- [TASK] Repeat the listing that follows, character for character, minus the pictures.

<<<<

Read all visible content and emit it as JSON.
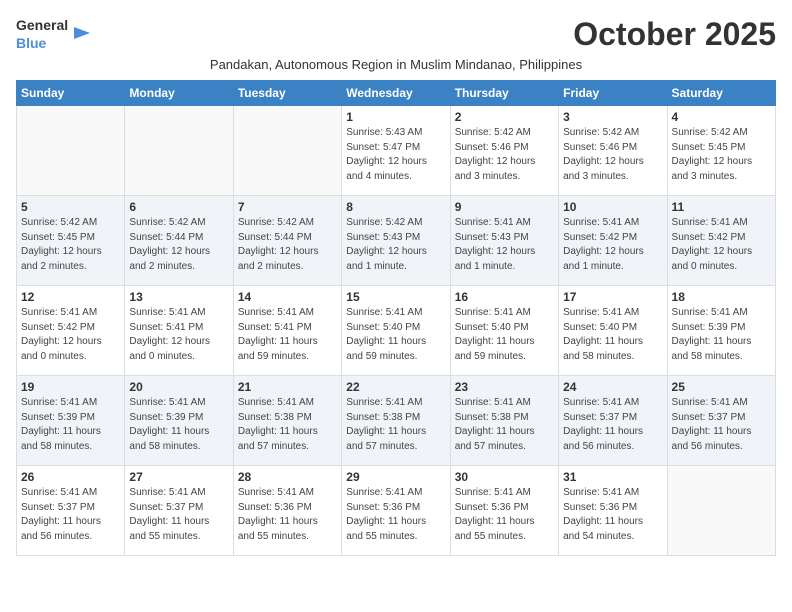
{
  "header": {
    "logo_general": "General",
    "logo_blue": "Blue",
    "month_title": "October 2025",
    "subtitle": "Pandakan, Autonomous Region in Muslim Mindanao, Philippines"
  },
  "weekdays": [
    "Sunday",
    "Monday",
    "Tuesday",
    "Wednesday",
    "Thursday",
    "Friday",
    "Saturday"
  ],
  "weeks": [
    [
      {
        "day": "",
        "info": ""
      },
      {
        "day": "",
        "info": ""
      },
      {
        "day": "",
        "info": ""
      },
      {
        "day": "1",
        "info": "Sunrise: 5:43 AM\nSunset: 5:47 PM\nDaylight: 12 hours\nand 4 minutes."
      },
      {
        "day": "2",
        "info": "Sunrise: 5:42 AM\nSunset: 5:46 PM\nDaylight: 12 hours\nand 3 minutes."
      },
      {
        "day": "3",
        "info": "Sunrise: 5:42 AM\nSunset: 5:46 PM\nDaylight: 12 hours\nand 3 minutes."
      },
      {
        "day": "4",
        "info": "Sunrise: 5:42 AM\nSunset: 5:45 PM\nDaylight: 12 hours\nand 3 minutes."
      }
    ],
    [
      {
        "day": "5",
        "info": "Sunrise: 5:42 AM\nSunset: 5:45 PM\nDaylight: 12 hours\nand 2 minutes."
      },
      {
        "day": "6",
        "info": "Sunrise: 5:42 AM\nSunset: 5:44 PM\nDaylight: 12 hours\nand 2 minutes."
      },
      {
        "day": "7",
        "info": "Sunrise: 5:42 AM\nSunset: 5:44 PM\nDaylight: 12 hours\nand 2 minutes."
      },
      {
        "day": "8",
        "info": "Sunrise: 5:42 AM\nSunset: 5:43 PM\nDaylight: 12 hours\nand 1 minute."
      },
      {
        "day": "9",
        "info": "Sunrise: 5:41 AM\nSunset: 5:43 PM\nDaylight: 12 hours\nand 1 minute."
      },
      {
        "day": "10",
        "info": "Sunrise: 5:41 AM\nSunset: 5:42 PM\nDaylight: 12 hours\nand 1 minute."
      },
      {
        "day": "11",
        "info": "Sunrise: 5:41 AM\nSunset: 5:42 PM\nDaylight: 12 hours\nand 0 minutes."
      }
    ],
    [
      {
        "day": "12",
        "info": "Sunrise: 5:41 AM\nSunset: 5:42 PM\nDaylight: 12 hours\nand 0 minutes."
      },
      {
        "day": "13",
        "info": "Sunrise: 5:41 AM\nSunset: 5:41 PM\nDaylight: 12 hours\nand 0 minutes."
      },
      {
        "day": "14",
        "info": "Sunrise: 5:41 AM\nSunset: 5:41 PM\nDaylight: 11 hours\nand 59 minutes."
      },
      {
        "day": "15",
        "info": "Sunrise: 5:41 AM\nSunset: 5:40 PM\nDaylight: 11 hours\nand 59 minutes."
      },
      {
        "day": "16",
        "info": "Sunrise: 5:41 AM\nSunset: 5:40 PM\nDaylight: 11 hours\nand 59 minutes."
      },
      {
        "day": "17",
        "info": "Sunrise: 5:41 AM\nSunset: 5:40 PM\nDaylight: 11 hours\nand 58 minutes."
      },
      {
        "day": "18",
        "info": "Sunrise: 5:41 AM\nSunset: 5:39 PM\nDaylight: 11 hours\nand 58 minutes."
      }
    ],
    [
      {
        "day": "19",
        "info": "Sunrise: 5:41 AM\nSunset: 5:39 PM\nDaylight: 11 hours\nand 58 minutes."
      },
      {
        "day": "20",
        "info": "Sunrise: 5:41 AM\nSunset: 5:39 PM\nDaylight: 11 hours\nand 58 minutes."
      },
      {
        "day": "21",
        "info": "Sunrise: 5:41 AM\nSunset: 5:38 PM\nDaylight: 11 hours\nand 57 minutes."
      },
      {
        "day": "22",
        "info": "Sunrise: 5:41 AM\nSunset: 5:38 PM\nDaylight: 11 hours\nand 57 minutes."
      },
      {
        "day": "23",
        "info": "Sunrise: 5:41 AM\nSunset: 5:38 PM\nDaylight: 11 hours\nand 57 minutes."
      },
      {
        "day": "24",
        "info": "Sunrise: 5:41 AM\nSunset: 5:37 PM\nDaylight: 11 hours\nand 56 minutes."
      },
      {
        "day": "25",
        "info": "Sunrise: 5:41 AM\nSunset: 5:37 PM\nDaylight: 11 hours\nand 56 minutes."
      }
    ],
    [
      {
        "day": "26",
        "info": "Sunrise: 5:41 AM\nSunset: 5:37 PM\nDaylight: 11 hours\nand 56 minutes."
      },
      {
        "day": "27",
        "info": "Sunrise: 5:41 AM\nSunset: 5:37 PM\nDaylight: 11 hours\nand 55 minutes."
      },
      {
        "day": "28",
        "info": "Sunrise: 5:41 AM\nSunset: 5:36 PM\nDaylight: 11 hours\nand 55 minutes."
      },
      {
        "day": "29",
        "info": "Sunrise: 5:41 AM\nSunset: 5:36 PM\nDaylight: 11 hours\nand 55 minutes."
      },
      {
        "day": "30",
        "info": "Sunrise: 5:41 AM\nSunset: 5:36 PM\nDaylight: 11 hours\nand 55 minutes."
      },
      {
        "day": "31",
        "info": "Sunrise: 5:41 AM\nSunset: 5:36 PM\nDaylight: 11 hours\nand 54 minutes."
      },
      {
        "day": "",
        "info": ""
      }
    ]
  ]
}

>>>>

- [SOLUTION TO THE EXERCISE]
Read all visible content and emit it as JSON.
{
  "header": {
    "logo_general": "General",
    "logo_blue": "Blue",
    "month_title": "October 2025",
    "subtitle": "Pandakan, Autonomous Region in Muslim Mindanao, Philippines"
  },
  "weekdays": [
    "Sunday",
    "Monday",
    "Tuesday",
    "Wednesday",
    "Thursday",
    "Friday",
    "Saturday"
  ],
  "weeks": [
    [
      {
        "day": "",
        "info": ""
      },
      {
        "day": "",
        "info": ""
      },
      {
        "day": "",
        "info": ""
      },
      {
        "day": "1",
        "info": "Sunrise: 5:43 AM\nSunset: 5:47 PM\nDaylight: 12 hours\nand 4 minutes."
      },
      {
        "day": "2",
        "info": "Sunrise: 5:42 AM\nSunset: 5:46 PM\nDaylight: 12 hours\nand 3 minutes."
      },
      {
        "day": "3",
        "info": "Sunrise: 5:42 AM\nSunset: 5:46 PM\nDaylight: 12 hours\nand 3 minutes."
      },
      {
        "day": "4",
        "info": "Sunrise: 5:42 AM\nSunset: 5:45 PM\nDaylight: 12 hours\nand 3 minutes."
      }
    ],
    [
      {
        "day": "5",
        "info": "Sunrise: 5:42 AM\nSunset: 5:45 PM\nDaylight: 12 hours\nand 2 minutes."
      },
      {
        "day": "6",
        "info": "Sunrise: 5:42 AM\nSunset: 5:44 PM\nDaylight: 12 hours\nand 2 minutes."
      },
      {
        "day": "7",
        "info": "Sunrise: 5:42 AM\nSunset: 5:44 PM\nDaylight: 12 hours\nand 2 minutes."
      },
      {
        "day": "8",
        "info": "Sunrise: 5:42 AM\nSunset: 5:43 PM\nDaylight: 12 hours\nand 1 minute."
      },
      {
        "day": "9",
        "info": "Sunrise: 5:41 AM\nSunset: 5:43 PM\nDaylight: 12 hours\nand 1 minute."
      },
      {
        "day": "10",
        "info": "Sunrise: 5:41 AM\nSunset: 5:42 PM\nDaylight: 12 hours\nand 1 minute."
      },
      {
        "day": "11",
        "info": "Sunrise: 5:41 AM\nSunset: 5:42 PM\nDaylight: 12 hours\nand 0 minutes."
      }
    ],
    [
      {
        "day": "12",
        "info": "Sunrise: 5:41 AM\nSunset: 5:42 PM\nDaylight: 12 hours\nand 0 minutes."
      },
      {
        "day": "13",
        "info": "Sunrise: 5:41 AM\nSunset: 5:41 PM\nDaylight: 12 hours\nand 0 minutes."
      },
      {
        "day": "14",
        "info": "Sunrise: 5:41 AM\nSunset: 5:41 PM\nDaylight: 11 hours\nand 59 minutes."
      },
      {
        "day": "15",
        "info": "Sunrise: 5:41 AM\nSunset: 5:40 PM\nDaylight: 11 hours\nand 59 minutes."
      },
      {
        "day": "16",
        "info": "Sunrise: 5:41 AM\nSunset: 5:40 PM\nDaylight: 11 hours\nand 59 minutes."
      },
      {
        "day": "17",
        "info": "Sunrise: 5:41 AM\nSunset: 5:40 PM\nDaylight: 11 hours\nand 58 minutes."
      },
      {
        "day": "18",
        "info": "Sunrise: 5:41 AM\nSunset: 5:39 PM\nDaylight: 11 hours\nand 58 minutes."
      }
    ],
    [
      {
        "day": "19",
        "info": "Sunrise: 5:41 AM\nSunset: 5:39 PM\nDaylight: 11 hours\nand 58 minutes."
      },
      {
        "day": "20",
        "info": "Sunrise: 5:41 AM\nSunset: 5:39 PM\nDaylight: 11 hours\nand 58 minutes."
      },
      {
        "day": "21",
        "info": "Sunrise: 5:41 AM\nSunset: 5:38 PM\nDaylight: 11 hours\nand 57 minutes."
      },
      {
        "day": "22",
        "info": "Sunrise: 5:41 AM\nSunset: 5:38 PM\nDaylight: 11 hours\nand 57 minutes."
      },
      {
        "day": "23",
        "info": "Sunrise: 5:41 AM\nSunset: 5:38 PM\nDaylight: 11 hours\nand 57 minutes."
      },
      {
        "day": "24",
        "info": "Sunrise: 5:41 AM\nSunset: 5:37 PM\nDaylight: 11 hours\nand 56 minutes."
      },
      {
        "day": "25",
        "info": "Sunrise: 5:41 AM\nSunset: 5:37 PM\nDaylight: 11 hours\nand 56 minutes."
      }
    ],
    [
      {
        "day": "26",
        "info": "Sunrise: 5:41 AM\nSunset: 5:37 PM\nDaylight: 11 hours\nand 56 minutes."
      },
      {
        "day": "27",
        "info": "Sunrise: 5:41 AM\nSunset: 5:37 PM\nDaylight: 11 hours\nand 55 minutes."
      },
      {
        "day": "28",
        "info": "Sunrise: 5:41 AM\nSunset: 5:36 PM\nDaylight: 11 hours\nand 55 minutes."
      },
      {
        "day": "29",
        "info": "Sunrise: 5:41 AM\nSunset: 5:36 PM\nDaylight: 11 hours\nand 55 minutes."
      },
      {
        "day": "30",
        "info": "Sunrise: 5:41 AM\nSunset: 5:36 PM\nDaylight: 11 hours\nand 55 minutes."
      },
      {
        "day": "31",
        "info": "Sunrise: 5:41 AM\nSunset: 5:36 PM\nDaylight: 11 hours\nand 54 minutes."
      },
      {
        "day": "",
        "info": ""
      }
    ]
  ]
}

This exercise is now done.